Page count: 177 pages
Rating: 1 star
Date begun: April 7th, 2011
Date finished: April 10th, 2011
I try to read at least one literary classic as part of Cannonball every year, and knowing that The Great Gatsby was at least fairly short, it seemed like a good choice. I am also a huge fan of the web comics of Kate Beaton, and wanted to understand brilliant strips like these on all the levels that Ms. Beaton clearly intended.
Normally, 177 pages would be a breeze, especially considering that the period in which I read them included a weekend. The Great Gatsby, however was quite a slog, and the only reason I finished it at all was stubbornness and that fact that I refused to let a novel of less than 200 pages beat me.
The plot is narrated by Nick Carraway, whose settled in the East (Long Island, working in New York) to make money from bonds. The book is set in 1922, and Carraway narrates the story of his distant cousin Daisy Buchanan, her oafish husband Tom, his mysterious neighbour Jay Gatsby, and the rather complicated connections between them. The majority of the characters in the book are unfaithful, and absolutely everyone in it are deeply dislikable. This is the main reason I had such a hard time getting through the book, despite its relative shortness. Carraway is smug and self satisfied, Tom Buchanan is a brute and a fascist, Daisy is a cold-hearted and narcissistic ninny and Jay Gatsby is pitiful and pathetic, hoping to buy both friendship and love.
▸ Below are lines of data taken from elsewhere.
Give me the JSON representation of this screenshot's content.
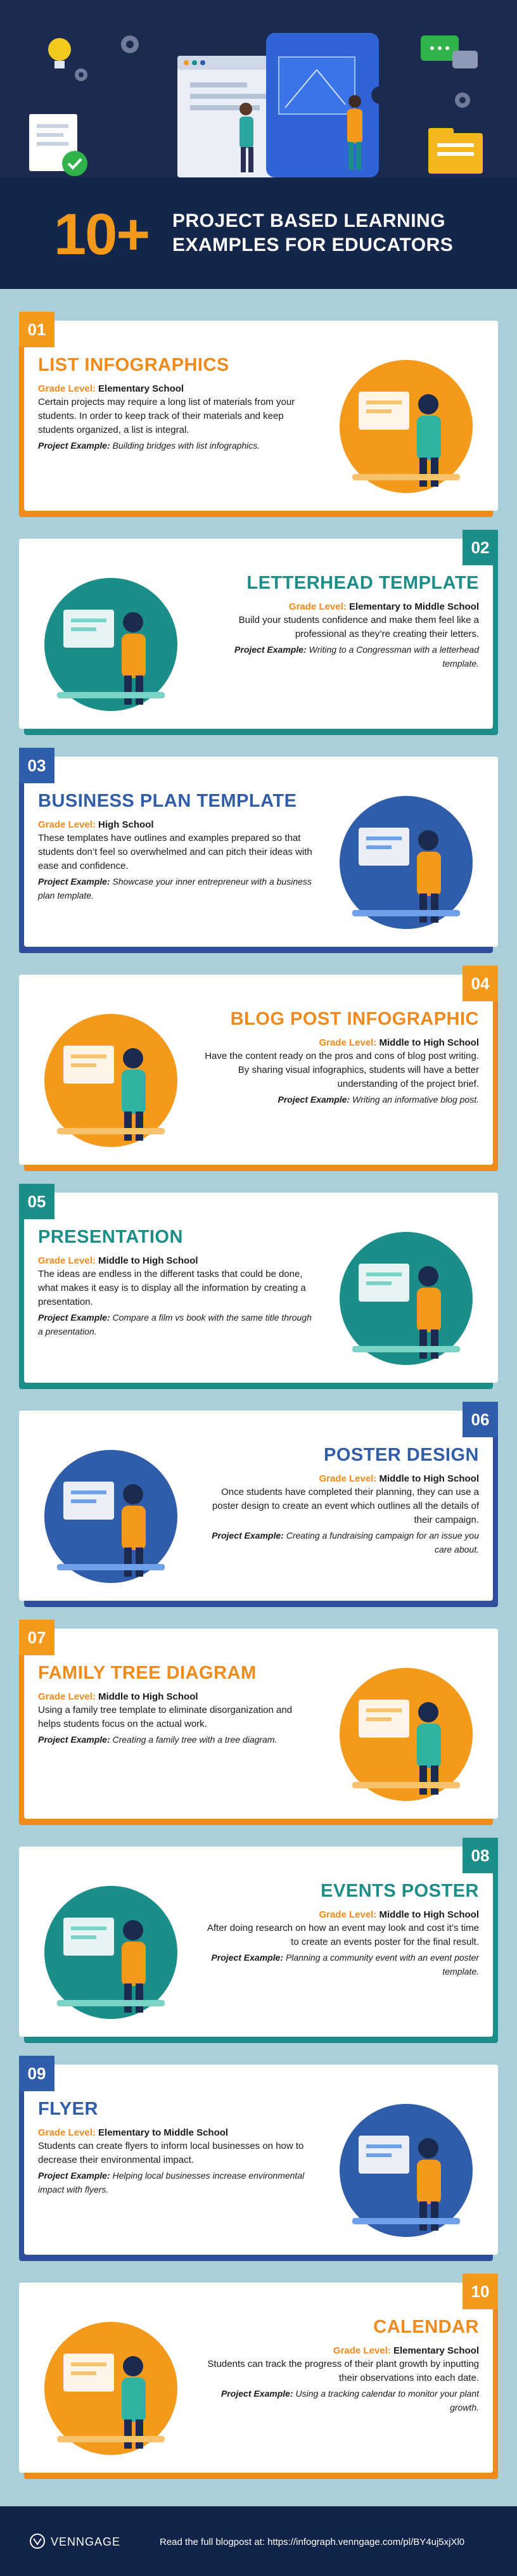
{
  "header": {
    "big_number": "10+",
    "title_line1": "PROJECT BASED LEARNING",
    "title_line2": "EXAMPLES FOR EDUCATORS"
  },
  "labels": {
    "grade": "Grade Level:",
    "project": "Project Example:"
  },
  "colors": {
    "orange": "#f39a1d",
    "teal": "#1b8e8a",
    "blue": "#2f5daa",
    "navy": "#14264a"
  },
  "cards": [
    {
      "num": "01",
      "title": "LIST INFOGRAPHICS",
      "grade": "Elementary School",
      "desc": "Certain projects may require a long list of materials from your students. In order to keep track of their materials and keep students organized, a list is integral.",
      "project": "Building bridges with list infographics.",
      "accent": "orange",
      "illustration": "bridge-illustration"
    },
    {
      "num": "02",
      "title": "LETTERHEAD TEMPLATE",
      "grade": "Elementary to Middle School",
      "desc": "Build your students confidence and make them feel like a professional as they’re creating their letters.",
      "project": "Writing to a Congressman with a letterhead template.",
      "accent": "teal",
      "illustration": "writing-letter-illustration"
    },
    {
      "num": "03",
      "title": "BUSINESS PLAN TEMPLATE",
      "grade": "High School",
      "desc": "These templates have outlines and examples prepared so that students don’t feel so overwhelmed and can pitch their ideas with ease and confidence.",
      "project": "Showcase your inner entrepreneur with a business plan template.",
      "accent": "blue",
      "illustration": "laptop-pitch-illustration"
    },
    {
      "num": "04",
      "title": "BLOG POST INFOGRAPHIC",
      "grade": "Middle to High School",
      "desc": "Have the content ready on the pros and cons of blog post writing. By sharing visual infographics, students will have a better understanding of the project brief.",
      "project": "Writing an informative blog post.",
      "accent": "orange",
      "illustration": "desk-computer-illustration"
    },
    {
      "num": "05",
      "title": "PRESENTATION",
      "grade": "Middle to High School",
      "desc": "The ideas are endless in the different tasks that could be done, what makes it easy is to display all the information by creating a presentation.",
      "project": "Compare a film vs book with the same title through a presentation.",
      "accent": "teal",
      "illustration": "book-presenter-illustration"
    },
    {
      "num": "06",
      "title": "POSTER DESIGN",
      "grade": "Middle to High School",
      "desc": "Once students have completed their planning, they can use a poster design to create an event which outlines all the details of their campaign.",
      "project": "Creating a fundraising campaign for an issue you care about.",
      "accent": "blue",
      "illustration": "painter-illustration"
    },
    {
      "num": "07",
      "title": "FAMILY TREE DIAGRAM",
      "grade": "Middle to High School",
      "desc": "Using a family tree template to eliminate disorganization and helps students focus on the actual work.",
      "project": "Creating a family tree with a tree diagram.",
      "accent": "orange",
      "illustration": "family-illustration"
    },
    {
      "num": "08",
      "title": "EVENTS POSTER",
      "grade": "Middle to High School",
      "desc": "After doing research on how an event may look and cost it’s time to create an events poster for the final result.",
      "project": "Planning a community event with an event poster template.",
      "accent": "teal",
      "illustration": "event-crowd-illustration"
    },
    {
      "num": "09",
      "title": "FLYER",
      "grade": "Elementary to Middle School",
      "desc": "Students can create flyers to inform local businesses on how to decrease their environmental impact.",
      "project": "Helping local businesses increase environmental impact with flyers.",
      "accent": "blue",
      "illustration": "recycle-flyer-illustration"
    },
    {
      "num": "10",
      "title": "CALENDAR",
      "grade": "Elementary School",
      "desc": "Students can track the progress of their plant growth by inputting their observations into each date.",
      "project": "Using a tracking calendar to monitor your plant growth.",
      "accent": "orange",
      "illustration": "calendar-illustration"
    }
  ],
  "footer": {
    "brand": "VENNGAGE",
    "text": "Read the full blogpost at: https://infograph.venngage.com/pl/BY4uj5xjXl0"
  }
}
My husband claims that I just don't get why the book is great, and that Fitzgerald brilliantly captures a period in time with precision and excellent language. That I can't appreciate art for its own sake. When it comes to books, I simply cannot enjoy a book, no matter how beautifully written, if I can't engage with a single character in it. It's the reason I hate greatly acclaimed novels like Wuthering Heights, Atonement, Tess of the D'Urbervilles, and now, The Great Gatsby. I do however, find the Kate Beaton comic, even funnier, so that's something. I can also cross the book off as read on all those "Greatest Books of the 20th Century" lists.